In-the-woods harvesters fall, limb, and buck trees into logs in the stand. During the processing operation forwarding trails are established at 60’ intervals. Limbs, tops and brush are pulled into forwarding trails as a protective cushion to minimize soil disturbance, while accelerating the nutrient cycle process. Forwarders are used to pick up logs from the forest and transport them to the roadside, thus eliminating the need to establish landings. Saw and non-saw-logs are sorted into decks along the haul road, where they will be loaded onto trucks and delivered to local mills for processing.

Miller Timber Services will operate with two to four teams of cut-to-length equipment per work site, depending on the time of year and the scope of the job. Its cut-to-length operations can also be performed on four separate job sites simultaneously during the peak season throughout the state of Oregon. Customers include private landowners, small woodland owners and government agencies including: Bureau of Land Management, U.S. Forest Service, and the Oregon Department of Forestry. Logs are delivered to mills throughout the state using short loggers, commonly referred to as mule-trains.

Miller Timber Services and its sister companies use many different types of equipment, not including its additional all-terrain and passenger vehicles and fire engines. Four of its six dozers are John Deere 650G Crawlers or 850B or BLT. Komatsu excavators, PC 200 and 300 series, with Waratah or Log Max harvesting heads are among some of the 22 pieces of equipment used in its yarder and loading equipment sector. But Ponsse’s equipment by far has rung true to its motto as being Miller Timber Services’ ‘Loggers best friend’ for its cut-to-length operations.

Miller Timber has owned other machines manufactured by other equipment companies to service the cut-to-length operations. The company’s first Ponsse harvester, the 6-wheeled Ergo equipped with an H73 harvesting head, was purchased in 2004.

Miller Timber selected Ponsse for a host of reasons,” said Dan. “The list includes equipment design, engineering, product quality and reliability, and service and support after the sale.
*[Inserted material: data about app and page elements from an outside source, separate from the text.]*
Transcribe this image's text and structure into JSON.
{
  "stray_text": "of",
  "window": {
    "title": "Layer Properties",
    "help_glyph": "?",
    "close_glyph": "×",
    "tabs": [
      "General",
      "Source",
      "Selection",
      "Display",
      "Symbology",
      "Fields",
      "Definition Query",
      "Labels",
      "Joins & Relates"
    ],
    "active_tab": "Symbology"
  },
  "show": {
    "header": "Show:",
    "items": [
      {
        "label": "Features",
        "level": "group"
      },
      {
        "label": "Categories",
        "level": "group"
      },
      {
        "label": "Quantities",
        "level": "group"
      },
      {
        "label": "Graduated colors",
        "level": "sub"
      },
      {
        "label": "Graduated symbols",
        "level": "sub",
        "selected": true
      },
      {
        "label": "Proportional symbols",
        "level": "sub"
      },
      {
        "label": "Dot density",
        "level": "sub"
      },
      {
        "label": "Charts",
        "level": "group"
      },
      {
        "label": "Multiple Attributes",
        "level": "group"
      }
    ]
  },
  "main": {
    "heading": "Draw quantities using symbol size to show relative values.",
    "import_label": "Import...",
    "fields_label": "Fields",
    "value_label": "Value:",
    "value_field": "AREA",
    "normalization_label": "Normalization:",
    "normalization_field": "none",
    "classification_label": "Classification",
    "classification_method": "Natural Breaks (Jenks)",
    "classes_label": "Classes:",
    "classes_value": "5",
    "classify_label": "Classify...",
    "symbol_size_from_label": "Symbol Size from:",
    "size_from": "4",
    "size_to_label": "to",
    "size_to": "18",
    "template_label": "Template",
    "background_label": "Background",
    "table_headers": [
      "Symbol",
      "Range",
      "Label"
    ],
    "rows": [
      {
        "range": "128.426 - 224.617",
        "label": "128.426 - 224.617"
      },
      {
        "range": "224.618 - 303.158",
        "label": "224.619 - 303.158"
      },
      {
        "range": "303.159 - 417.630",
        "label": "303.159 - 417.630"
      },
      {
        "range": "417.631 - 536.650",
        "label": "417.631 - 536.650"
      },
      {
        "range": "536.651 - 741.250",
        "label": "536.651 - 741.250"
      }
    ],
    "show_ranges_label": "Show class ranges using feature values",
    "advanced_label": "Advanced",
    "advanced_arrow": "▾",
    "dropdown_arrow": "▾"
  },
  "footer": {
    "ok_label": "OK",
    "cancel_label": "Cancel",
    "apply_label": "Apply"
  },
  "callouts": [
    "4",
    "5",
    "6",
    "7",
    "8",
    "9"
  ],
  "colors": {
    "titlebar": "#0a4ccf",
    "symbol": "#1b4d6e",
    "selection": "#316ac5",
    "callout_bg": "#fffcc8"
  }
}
And interestingly enough, we would agree with the motto of Ponsse being a ‘logger’s best friend.’ But with a twist.”

According to Dan, Ponsse has a “unique harvest methodology, filling a unique niche in the industry.” Similarly, Miller Timber follows its own unique approach when it comes to serving their clients.

“Members of our cut-to-length division refer to what we do more as ‘silvaculture’ than logging,” Dan explained. “While product removal is vitally important, the service we provide recognizes the importance of the residual stand. The term ‘silvaculture’ is defined as ‘the agriculture of trees—how to grow them, how to maximize growth and return, and how to manipulate tree species compositions to meet landowners objectives. Silva is the science, art and practice of caring for forest with respect to human objectives.”

Even with the differing methodologies, Ponsse, located in Rhinelander, Wis., and Miller Timber Services share a positive regard toward one another and the way they distinctively contribute to the logging industry.

“Our business relationship with Ponsse has been and is a very positive experience,” said Dan. “We share a mutual respect and think in terms of partnership versus the traditional client vendor relationship.”

Ponsse is what it takes to get the job done for Miller Timbers’ cut-to-length division. And, it is successful because everyone is on the same team.